“Owe no one anything, but to love one another,” says Paul, because the God of love is at work in and throughthe Roman Christian community. “Put on the Lord Jesus Christ, and make no provision for the flesh,” urges Paul, because the new life of grace has wrapped itself about his companions like a garment. Even now, in the midst of their failures and imperfections, the call comes to dwell within the life of the Lord who will come to drive out their darkness and make whole their brokenness. And not only is that Lord coming: behold, he is already present in their midst.

For this is the astonishing promise we hear at the end of this morning’s Gospel lesson: in the person of Jesus Christ, God continually dwells in the midst of his people. “Where two or three are gathered in my Name, I am there among them.” This abiding presence is both the rationale behind and the starting point for Jesus’ instructions to his Church in the midst of conflict.

For conflict must needs come. The Church is made up of fallen, broken men and women—people like you and like me, brothers and sisters. We fight. We argue. We gossip. We hurt one another, and we cherish the hurts dealt us by others.

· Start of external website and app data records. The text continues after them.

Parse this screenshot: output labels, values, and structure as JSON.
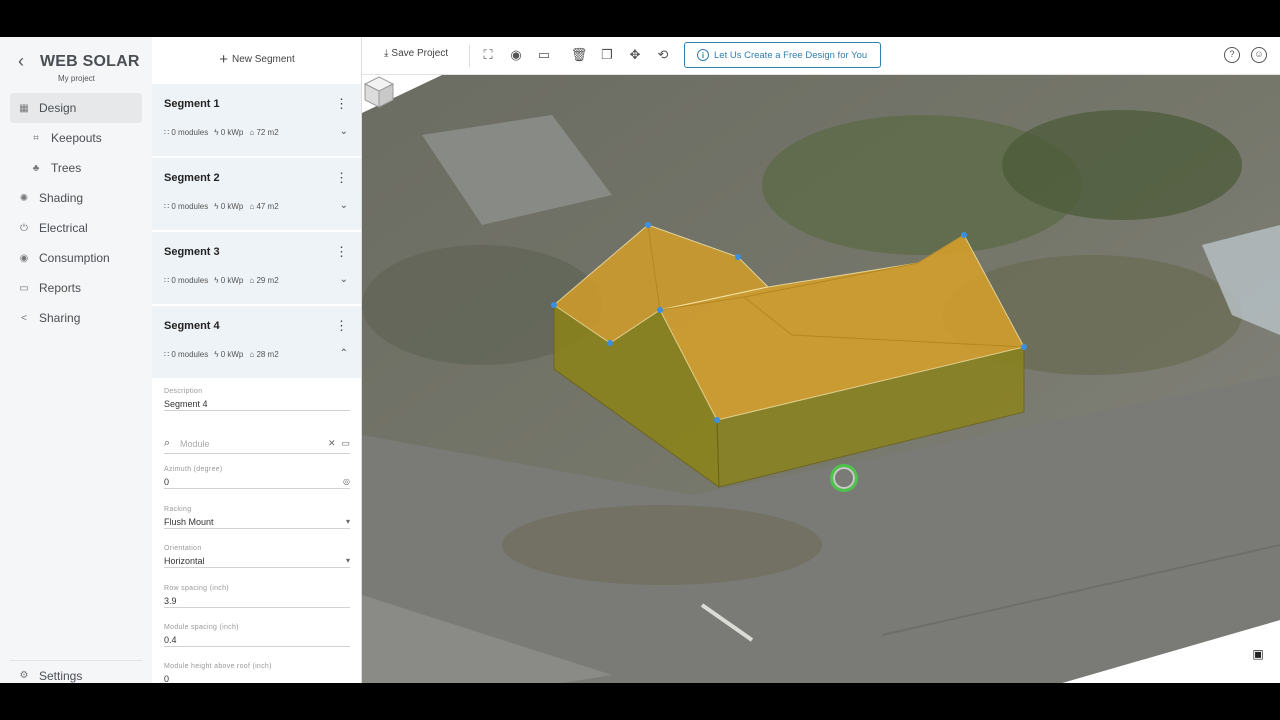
{
  "app": {
    "title": "WEB SOLAR",
    "subtitle": "My project"
  },
  "nav": {
    "items": [
      {
        "label": "Design",
        "icon": "grid-icon",
        "glyph": "▦"
      },
      {
        "label": "Keepouts",
        "icon": "keepout-icon",
        "glyph": "⌗"
      },
      {
        "label": "Trees",
        "icon": "tree-icon",
        "glyph": "♣"
      },
      {
        "label": "Shading",
        "icon": "sun-icon",
        "glyph": "✺"
      },
      {
        "label": "Electrical",
        "icon": "plug-icon",
        "glyph": "⏻"
      },
      {
        "label": "Consumption",
        "icon": "meter-icon",
        "glyph": "◉"
      },
      {
        "label": "Reports",
        "icon": "folder-icon",
        "glyph": "▭"
      },
      {
        "label": "Sharing",
        "icon": "share-icon",
        "glyph": "<"
      }
    ],
    "settings": {
      "label": "Settings",
      "icon": "gear-icon",
      "glyph": "⚙"
    }
  },
  "panel": {
    "new_segment": "New Segment",
    "segments": [
      {
        "name": "Segment 1",
        "modules": "0 modules",
        "kwp": "0 kWp",
        "area": "72 m2",
        "expanded": false
      },
      {
        "name": "Segment 2",
        "modules": "0 modules",
        "kwp": "0 kWp",
        "area": "47 m2",
        "expanded": false
      },
      {
        "name": "Segment 3",
        "modules": "0 modules",
        "kwp": "0 kWp",
        "area": "29 m2",
        "expanded": false
      },
      {
        "name": "Segment 4",
        "modules": "0 modules",
        "kwp": "0 kWp",
        "area": "28 m2",
        "expanded": true
      }
    ],
    "form": {
      "description_label": "Description",
      "description_value": "Segment 4",
      "module_placeholder": "Module",
      "azimuth_label": "Azimuth (degree)",
      "azimuth_value": "0",
      "racking_label": "Racking",
      "racking_value": "Flush Mount",
      "orientation_label": "Orientation",
      "orientation_value": "Horizontal",
      "row_spacing_label": "Row spacing (inch)",
      "row_spacing_value": "3.9",
      "module_spacing_label": "Module spacing (inch)",
      "module_spacing_value": "0.4",
      "module_height_label": "Module height above roof (inch)",
      "module_height_value": "0"
    }
  },
  "toolbar": {
    "save_label": "Save Project",
    "cta_label": "Let Us Create a Free Design for You",
    "icons": [
      "fullscreen-icon",
      "eye-icon",
      "ruler-icon",
      "trash-icon",
      "copy-icon",
      "move-icon",
      "history-icon",
      "help-icon",
      "account-icon"
    ]
  },
  "colors": {
    "roof_fill": "#d9a12a",
    "wall_fill": "#9a8a1a",
    "accent": "#2f7fb1",
    "cursor": "#4cc44c"
  }
}
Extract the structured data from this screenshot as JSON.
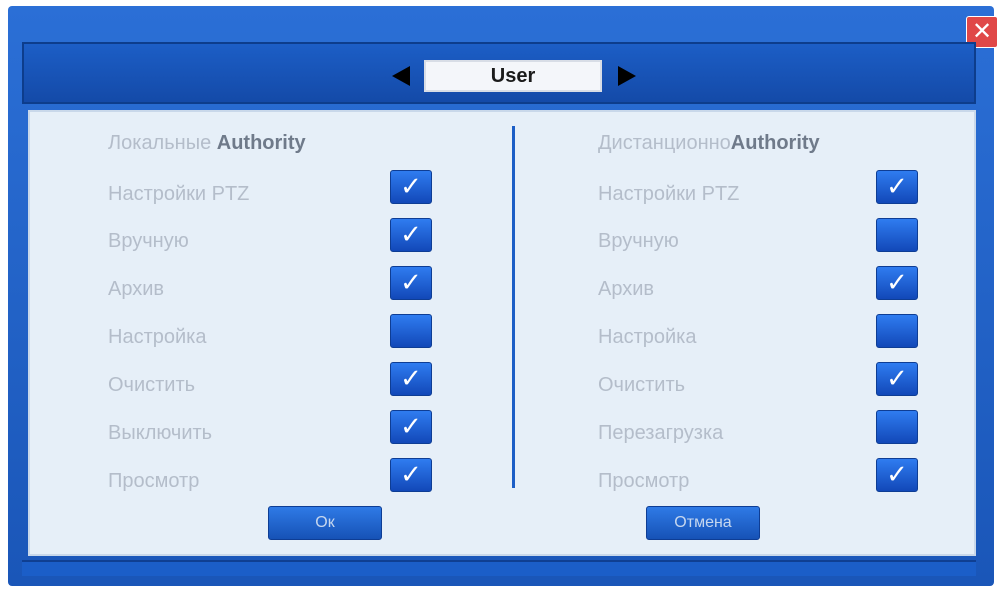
{
  "dialog": {
    "user_label": "User",
    "close_glyph": "✕"
  },
  "left": {
    "heading_prefix": "Локальные ",
    "heading_bold": "Authority",
    "items": [
      {
        "label": "Настройки PTZ",
        "checked": true
      },
      {
        "label": "Вручную",
        "checked": true
      },
      {
        "label": "Архив",
        "checked": true
      },
      {
        "label": "Настройка",
        "checked": false
      },
      {
        "label": "Очистить",
        "checked": true
      },
      {
        "label": "Выключить",
        "checked": true
      },
      {
        "label": "Просмотр",
        "checked": true
      }
    ],
    "button_label": "Ок"
  },
  "right": {
    "heading_prefix": "Дистанционно",
    "heading_bold": "Authority",
    "items": [
      {
        "label": "Настройки PTZ",
        "checked": true
      },
      {
        "label": "Вручную",
        "checked": false
      },
      {
        "label": "Архив",
        "checked": true
      },
      {
        "label": "Настройка",
        "checked": false
      },
      {
        "label": "Очистить",
        "checked": true
      },
      {
        "label": "Перезагрузка",
        "checked": false
      },
      {
        "label": "Просмотр",
        "checked": true
      }
    ],
    "button_label": "Отмена"
  },
  "icons": {
    "check": "✓",
    "prev": "arrow-left-icon",
    "next": "arrow-right-icon",
    "close": "close-icon"
  },
  "colors": {
    "frame": "#1a56b8",
    "panel": "#e6eff8",
    "checkbox": "#1f63d8"
  }
}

This is true of any human community, and in this regard the Church is no different from any gathering of people at any time or place.

But what Jesus reminds his followers today is that the Church is indeed unlike any other human organization in the history of the world. For while it is composed of hapless sinners and halo-less saints, it is a community called and formed by the very will of Almighty God. And what’s more, that same will dwells with and acts through the Church. “Whatever you bind on earth will be bound in heaven, and whatever you loose on earth will be loosed in heaven.”

How startling—how offensive—the pronouncement that the works of this assembly will echo through eternity! How fearful—how outrageous—to announce that the Lord of heaven and earth dwells here with us in our midst. But that is precisely the point of the passages we have heard today. Our Scripture this morning is given not simply that we may know what God expects of us, but so that we may see again what God has done for us.

For the same One who calls his Church to seek out and pursue the wayward and the lost member is the very One who came himself to enlighten the Gentiles and to eat with tax collectors and sinners. The same One who calls his people to fulfill the Law through love is the very One who fulfilled the Law through his own person, and who revealed perfect love in the laying down of his life on Calvary. The same One who calls this world out of the darkness and destruction is the very One who has destroyed Death and conquered Sin in the bright light of his Resurrection.

So it is that these passages today are, at last, not our condemnation but our consolation. For in our worship today, the God who sought us while we were yet his enemies comes to seek us again. In our learning and fellowship today, the God who revealed himself to us when our darkened eyes could not behold his shows his glory once more in the life of his people. At this altar this morning, the God who loved us and rushed to hold us while we were yet unlovable comes to embrace us now in the fullness of our humanity in the gifts of bread and wine. Through our Scripture this morning, the God who came to dwell among us and to reveal his glory in our flesh proclaims that he is present here in this congregation and whenever two or three are gathered in his Name.

In this knowledge and confidence, beloved, let us indeed owe no one anything but to love—for God has first loved us. In this sure and certain hope, dear people, let us risk forgiveness and reconciliation—because in Christ Jesus we have been forgiven, and are being reconciled to God the Father.

Thanks be to God. AMEN.